While the underground groups could not be reached for comment, a group that supports them is the North American Animal Liberation Press Office, which posts anonymous messages that sometimes advocate violence. A spokesman, Jerry Vlasak, said it was an "above-ground" organization that is "supportive of animal liberation activities." He defended the activities of people who have attacked UCLA research.
"These are activists who are willing to risk their own lives and freedom in order to help animals," he said. "I don't think it's much of a reach from a moral or ethical standpoint" to support someone who responded to an attack on his pet dog to someone who worked to prevent harm done to animals in research laboratories, he added.
"It would be like suing the IRA," Vlasak said of UCLA's litigation.
"These people don't exist in any sort of organizational form." He also predicted that the strategy was "bound to fail" on First Amendment grounds.
February 21, 2008
UCLA Files For Restraining Order Against Animal Activists
Los Angeles- In an obvious act of desperation, UC Regents have sought a restraining order against activists campaigning to stop their abusive treatment of non-human primates, including those being addicted to nicotine and methamphetamines in gruesome experiments of redundant and useless research in UCLA laboratories.
For more information visit, www.animalliberationpressoffice.org.
Feb 20, 2008
UCLA is suing extremists to stop a campaign of terrorism, vandalism and menacing threats directed at faculty and administrators who conduct or support research involving laboratory animals.
A hearing is scheduled for 8:30 a.m. Feb. 21 in Department A of Los Angeles County Superior Court in Santa Monica, when a judge will formally receive the complaint and hear arguments on a temporary restraining order. A hearing on a preliminary injunction is expected in two to three weeks. The lawsuit names three groups and five individuals as defendants and seeks a temporary restraining order and a permanent injunction prohibiting them from harassing UCLA personnel or facilitating their harassment. The University of California Regents, which oversees all 10 UC campuses, is serving as the plaintiff of record on behalf of UCLA.
On three occasions since June 2006, Molotov cocktail-type devices have been left near the homes of UCLA faculty who conduct or oversee research involving animals. In addition, their homes have been vandalized and they have received threatening phone calls, e-mails and, on at least one occasion, a package rigged with razor blades. Extremists have appeared at residences in the middle of the night, worn ski masks to conceal their identity and used megaphones to shout threats, obscenities and epithets.

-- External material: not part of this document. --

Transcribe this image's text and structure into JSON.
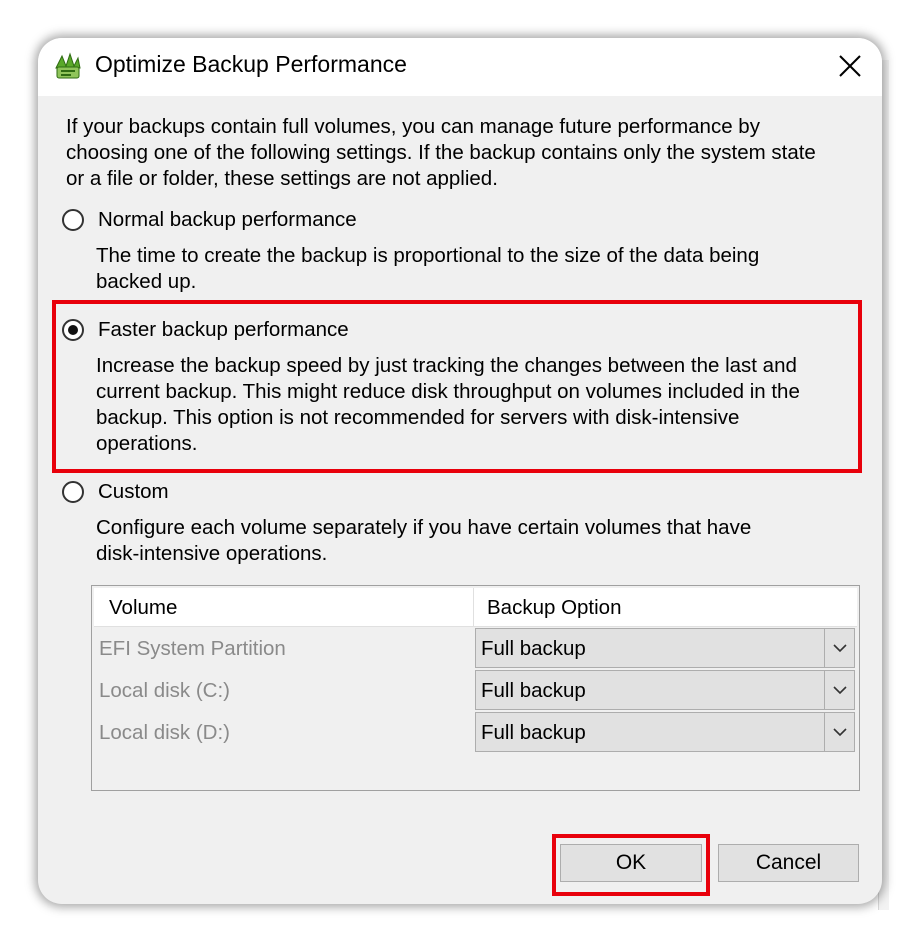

"Enough is enough," UCLA Chancellor Gene Block said. "We're not willing to wait until somebody is injured before taking legal action to protect our faculty and administrators from terrorist tactics, violence and harassment."